Exercise input: Begin
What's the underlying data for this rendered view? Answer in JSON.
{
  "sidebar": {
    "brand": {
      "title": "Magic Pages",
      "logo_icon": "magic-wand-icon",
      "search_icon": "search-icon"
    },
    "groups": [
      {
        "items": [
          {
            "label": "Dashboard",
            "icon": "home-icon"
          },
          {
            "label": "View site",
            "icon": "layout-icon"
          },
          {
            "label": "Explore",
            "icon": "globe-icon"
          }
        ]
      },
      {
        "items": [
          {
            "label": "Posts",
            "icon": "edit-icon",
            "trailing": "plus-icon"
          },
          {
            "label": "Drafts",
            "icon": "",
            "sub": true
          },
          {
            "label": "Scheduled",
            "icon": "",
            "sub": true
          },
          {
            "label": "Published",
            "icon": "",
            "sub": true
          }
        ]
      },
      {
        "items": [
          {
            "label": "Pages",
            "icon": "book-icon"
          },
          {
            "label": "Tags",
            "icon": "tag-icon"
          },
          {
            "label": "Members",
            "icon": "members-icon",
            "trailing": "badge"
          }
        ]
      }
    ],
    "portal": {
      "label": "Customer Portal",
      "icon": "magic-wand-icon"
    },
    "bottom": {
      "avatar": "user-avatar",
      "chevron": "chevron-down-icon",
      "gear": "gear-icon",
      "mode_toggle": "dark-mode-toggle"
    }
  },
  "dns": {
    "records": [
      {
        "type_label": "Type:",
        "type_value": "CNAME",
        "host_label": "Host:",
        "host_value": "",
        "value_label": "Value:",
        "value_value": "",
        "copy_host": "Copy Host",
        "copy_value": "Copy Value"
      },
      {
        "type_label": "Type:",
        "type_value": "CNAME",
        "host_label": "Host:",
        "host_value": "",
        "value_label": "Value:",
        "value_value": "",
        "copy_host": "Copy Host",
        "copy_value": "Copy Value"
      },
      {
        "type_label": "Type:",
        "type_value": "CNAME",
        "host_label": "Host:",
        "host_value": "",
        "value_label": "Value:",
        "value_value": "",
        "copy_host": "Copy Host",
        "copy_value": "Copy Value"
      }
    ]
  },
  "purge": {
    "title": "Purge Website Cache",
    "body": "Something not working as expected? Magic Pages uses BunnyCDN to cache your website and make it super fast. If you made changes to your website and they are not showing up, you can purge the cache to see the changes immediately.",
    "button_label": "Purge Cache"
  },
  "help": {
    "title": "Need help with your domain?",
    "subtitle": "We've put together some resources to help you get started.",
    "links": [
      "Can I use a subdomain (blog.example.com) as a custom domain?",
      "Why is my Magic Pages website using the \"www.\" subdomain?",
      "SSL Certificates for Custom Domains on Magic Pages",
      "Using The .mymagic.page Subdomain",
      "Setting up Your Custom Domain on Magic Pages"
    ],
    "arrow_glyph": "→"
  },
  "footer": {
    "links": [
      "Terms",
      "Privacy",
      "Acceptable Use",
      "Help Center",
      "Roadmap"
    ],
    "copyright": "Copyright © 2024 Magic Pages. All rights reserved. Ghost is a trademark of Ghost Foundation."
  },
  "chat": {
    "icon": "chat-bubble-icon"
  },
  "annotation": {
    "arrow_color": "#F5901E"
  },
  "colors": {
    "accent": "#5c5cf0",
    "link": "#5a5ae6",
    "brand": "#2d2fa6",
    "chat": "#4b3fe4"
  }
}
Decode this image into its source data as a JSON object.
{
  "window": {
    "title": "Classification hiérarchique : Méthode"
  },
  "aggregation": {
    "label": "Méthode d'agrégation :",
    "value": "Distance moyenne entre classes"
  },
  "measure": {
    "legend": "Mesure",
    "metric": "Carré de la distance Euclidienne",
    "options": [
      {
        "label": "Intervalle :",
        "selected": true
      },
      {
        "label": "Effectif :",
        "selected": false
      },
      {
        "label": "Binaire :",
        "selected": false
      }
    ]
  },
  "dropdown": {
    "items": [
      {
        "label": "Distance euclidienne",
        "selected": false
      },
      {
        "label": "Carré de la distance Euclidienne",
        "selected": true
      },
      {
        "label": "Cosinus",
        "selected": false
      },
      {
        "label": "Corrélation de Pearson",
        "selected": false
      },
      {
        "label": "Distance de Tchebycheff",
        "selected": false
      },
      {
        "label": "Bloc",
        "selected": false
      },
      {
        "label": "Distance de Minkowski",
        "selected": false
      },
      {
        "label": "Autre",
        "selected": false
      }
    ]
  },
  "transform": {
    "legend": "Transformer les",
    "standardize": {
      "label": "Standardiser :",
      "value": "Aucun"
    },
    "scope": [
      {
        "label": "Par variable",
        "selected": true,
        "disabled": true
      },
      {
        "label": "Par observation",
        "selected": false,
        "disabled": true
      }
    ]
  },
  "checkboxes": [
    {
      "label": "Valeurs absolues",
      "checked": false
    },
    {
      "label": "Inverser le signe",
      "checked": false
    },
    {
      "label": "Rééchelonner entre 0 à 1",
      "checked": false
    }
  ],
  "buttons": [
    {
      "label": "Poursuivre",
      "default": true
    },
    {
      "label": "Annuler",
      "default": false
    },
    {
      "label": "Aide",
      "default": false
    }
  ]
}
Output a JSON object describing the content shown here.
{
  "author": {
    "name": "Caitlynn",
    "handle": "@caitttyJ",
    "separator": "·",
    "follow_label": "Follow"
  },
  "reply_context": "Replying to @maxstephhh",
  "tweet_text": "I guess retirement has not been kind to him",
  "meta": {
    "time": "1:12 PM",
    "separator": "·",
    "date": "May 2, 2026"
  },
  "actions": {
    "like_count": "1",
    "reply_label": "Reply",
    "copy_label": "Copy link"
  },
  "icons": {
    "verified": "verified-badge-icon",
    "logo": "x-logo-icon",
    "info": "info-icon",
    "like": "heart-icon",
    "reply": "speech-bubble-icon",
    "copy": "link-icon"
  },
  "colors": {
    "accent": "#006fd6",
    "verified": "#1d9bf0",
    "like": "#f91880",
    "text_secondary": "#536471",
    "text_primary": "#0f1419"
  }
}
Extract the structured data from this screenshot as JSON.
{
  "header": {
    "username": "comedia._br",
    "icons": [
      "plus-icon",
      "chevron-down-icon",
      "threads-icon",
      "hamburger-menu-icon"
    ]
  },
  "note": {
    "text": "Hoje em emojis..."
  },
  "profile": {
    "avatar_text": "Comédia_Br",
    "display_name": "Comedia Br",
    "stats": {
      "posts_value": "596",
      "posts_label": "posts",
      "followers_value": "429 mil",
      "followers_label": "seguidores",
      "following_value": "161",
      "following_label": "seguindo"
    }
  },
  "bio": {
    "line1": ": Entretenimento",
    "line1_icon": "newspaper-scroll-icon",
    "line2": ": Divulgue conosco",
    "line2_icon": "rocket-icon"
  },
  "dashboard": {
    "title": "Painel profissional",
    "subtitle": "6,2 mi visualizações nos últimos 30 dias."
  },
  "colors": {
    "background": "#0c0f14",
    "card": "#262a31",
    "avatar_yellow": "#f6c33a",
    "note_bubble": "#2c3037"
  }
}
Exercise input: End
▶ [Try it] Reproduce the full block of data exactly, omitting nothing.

▶ [Response]
What's the underlying data for this rendered view? Answer in JSON.
{
  "sidebar": {
    "brand": {
      "title": "Magic Pages",
      "logo_icon": "magic-wand-icon",
      "search_icon": "search-icon"
    },
    "groups": [
      {
        "items": [
          {
            "label": "Dashboard",
            "icon": "home-icon"
          },
          {
            "label": "View site",
            "icon": "layout-icon"
          },
          {
            "label": "Explore",
            "icon": "globe-icon"
          }
        ]
      },
      {
        "items": [
          {
            "label": "Posts",
            "icon": "edit-icon",
            "trailing": "plus-icon"
          },
          {
            "label": "Drafts",
            "icon": "",
            "sub": true
          },
          {
            "label": "Scheduled",
            "icon": "",
            "sub": true
          },
          {
            "label": "Published",
            "icon": "",
            "sub": true
          }
        ]
      },
      {
        "items": [
          {
            "label": "Pages",
            "icon": "book-icon"
          },
          {
            "label": "Tags",
            "icon": "tag-icon"
          },
          {
            "label": "Members",
            "icon": "members-icon",
            "trailing": "badge"
          }
        ]
      }
    ],
    "portal": {
      "label": "Customer Portal",
      "icon": "magic-wand-icon"
    },
    "bottom": {
      "avatar": "user-avatar",
      "chevron": "chevron-down-icon",
      "gear": "gear-icon",
      "mode_toggle": "dark-mode-toggle"
    }
  },
  "dns": {
    "records": [
      {
        "type_label": "Type:",
        "type_value": "CNAME",
        "host_label": "Host:",
        "host_value": "",
        "value_label": "Value:",
        "value_value": "",
        "copy_host": "Copy Host",
        "copy_value": "Copy Value"
      },
      {
        "type_label": "Type:",
        "type_value": "CNAME",
        "host_label": "Host:",
        "host_value": "",
        "value_label": "Value:",
        "value_value": "",
        "copy_host": "Copy Host",
        "copy_value": "Copy Value"
      },
      {
        "type_label": "Type:",
        "type_value": "CNAME",
        "host_label": "Host:",
        "host_value": "",
        "value_label": "Value:",
        "value_value": "",
        "copy_host": "Copy Host",
        "copy_value": "Copy Value"
      }
    ]
  },
  "purge": {
    "title": "Purge Website Cache",
    "body": "Something not working as expected? Magic Pages uses BunnyCDN to cache your website and make it super fast. If you made changes to your website and they are not showing up, you can purge the cache to see the changes immediately.",
    "button_label": "Purge Cache"
  },
  "help": {
    "title": "Need help with your domain?",
    "subtitle": "We've put together some resources to help you get started.",
    "links": [
      "Can I use a subdomain (blog.example.com) as a custom domain?",
      "Why is my Magic Pages website using the \"www.\" subdomain?",
      "SSL Certificates for Custom Domains on Magic Pages",
      "Using The .mymagic.page Subdomain",
      "Setting up Your Custom Domain on Magic Pages"
    ],
    "arrow_glyph": "→"
  },
  "footer": {
    "links": [
      "Terms",
      "Privacy",
      "Acceptable Use",
      "Help Center",
      "Roadmap"
    ],
    "copyright": "Copyright © 2024 Magic Pages. All rights reserved. Ghost is a trademark of Ghost Foundation."
  },
  "chat": {
    "icon": "chat-bubble-icon"
  },
  "annotation": {
    "arrow_color": "#F5901E"
  },
  "colors": {
    "accent": "#5c5cf0",
    "link": "#5a5ae6",
    "brand": "#2d2fa6",
    "chat": "#4b3fe4"
  }
}
Decode this image into its source data as a JSON object.
{
  "window": {
    "title": "Classification hiérarchique : Méthode"
  },
  "aggregation": {
    "label": "Méthode d'agrégation :",
    "value": "Distance moyenne entre classes"
  },
  "measure": {
    "legend": "Mesure",
    "metric": "Carré de la distance Euclidienne",
    "options": [
      {
        "label": "Intervalle :",
        "selected": true
      },
      {
        "label": "Effectif :",
        "selected": false
      },
      {
        "label": "Binaire :",
        "selected": false
      }
    ]
  },
  "dropdown": {
    "items": [
      {
        "label": "Distance euclidienne",
        "selected": false
      },
      {
        "label": "Carré de la distance Euclidienne",
        "selected": true
      },
      {
        "label": "Cosinus",
        "selected": false
      },
      {
        "label": "Corrélation de Pearson",
        "selected": false
      },
      {
        "label": "Distance de Tchebycheff",
        "selected": false
      },
      {
        "label": "Bloc",
        "selected": false
      },
      {
        "label": "Distance de Minkowski",
        "selected": false
      },
      {
        "label": "Autre",
        "selected": false
      }
    ]
  },
  "transform": {
    "legend": "Transformer les",
    "standardize": {
      "label": "Standardiser :",
      "value": "Aucun"
    },
    "scope": [
      {
        "label": "Par variable",
        "selected": true,
        "disabled": true
      },
      {
        "label": "Par observation",
        "selected": false,
        "disabled": true
      }
    ]
  },
  "checkboxes": [
    {
      "label": "Valeurs absolues",
      "checked": false
    },
    {
      "label": "Inverser le signe",
      "checked": false
    },
    {
      "label": "Rééchelonner entre 0 à 1",
      "checked": false
    }
  ],
  "buttons": [
    {
      "label": "Poursuivre",
      "default": true
    },
    {
      "label": "Annuler",
      "default": false
    },
    {
      "label": "Aide",
      "default": false
    }
  ]
}
Output a JSON object describing the content shown here.
{
  "author": {
    "name": "Caitlynn",
    "handle": "@caitttyJ",
    "separator": "·",
    "follow_label": "Follow"
  },
  "reply_context": "Replying to @maxstephhh",
  "tweet_text": "I guess retirement has not been kind to him",
  "meta": {
    "time": "1:12 PM",
    "separator": "·",
    "date": "May 2, 2026"
  },
  "actions": {
    "like_count": "1",
    "reply_label": "Reply",
    "copy_label": "Copy link"
  },
  "icons": {
    "verified": "verified-badge-icon",
    "logo": "x-logo-icon",
    "info": "info-icon",
    "like": "heart-icon",
    "reply": "speech-bubble-icon",
    "copy": "link-icon"
  },
  "colors": {
    "accent": "#006fd6",
    "verified": "#1d9bf0",
    "like": "#f91880",
    "text_secondary": "#536471",
    "text_primary": "#0f1419"
  }
}
Extract the structured data from this screenshot as JSON.
{
  "header": {
    "username": "comedia._br",
    "icons": [
      "plus-icon",
      "chevron-down-icon",
      "threads-icon",
      "hamburger-menu-icon"
    ]
  },
  "note": {
    "text": "Hoje em emojis..."
  },
  "profile": {
    "avatar_text": "Comédia_Br",
    "display_name": "Comedia Br",
    "stats": {
      "posts_value": "596",
      "posts_label": "posts",
      "followers_value": "429 mil",
      "followers_label": "seguidores",
      "following_value": "161",
      "following_label": "seguindo"
    }
  },
  "bio": {
    "line1": ": Entretenimento",
    "line1_icon": "newspaper-scroll-icon",
    "line2": ": Divulgue conosco",
    "line2_icon": "rocket-icon"
  },
  "dashboard": {
    "title": "Painel profissional",
    "subtitle": "6,2 mi visualizações nos últimos 30 dias."
  },
  "colors": {
    "background": "#0c0f14",
    "card": "#262a31",
    "avatar_yellow": "#f6c33a",
    "note_bubble": "#2c3037"
  }
}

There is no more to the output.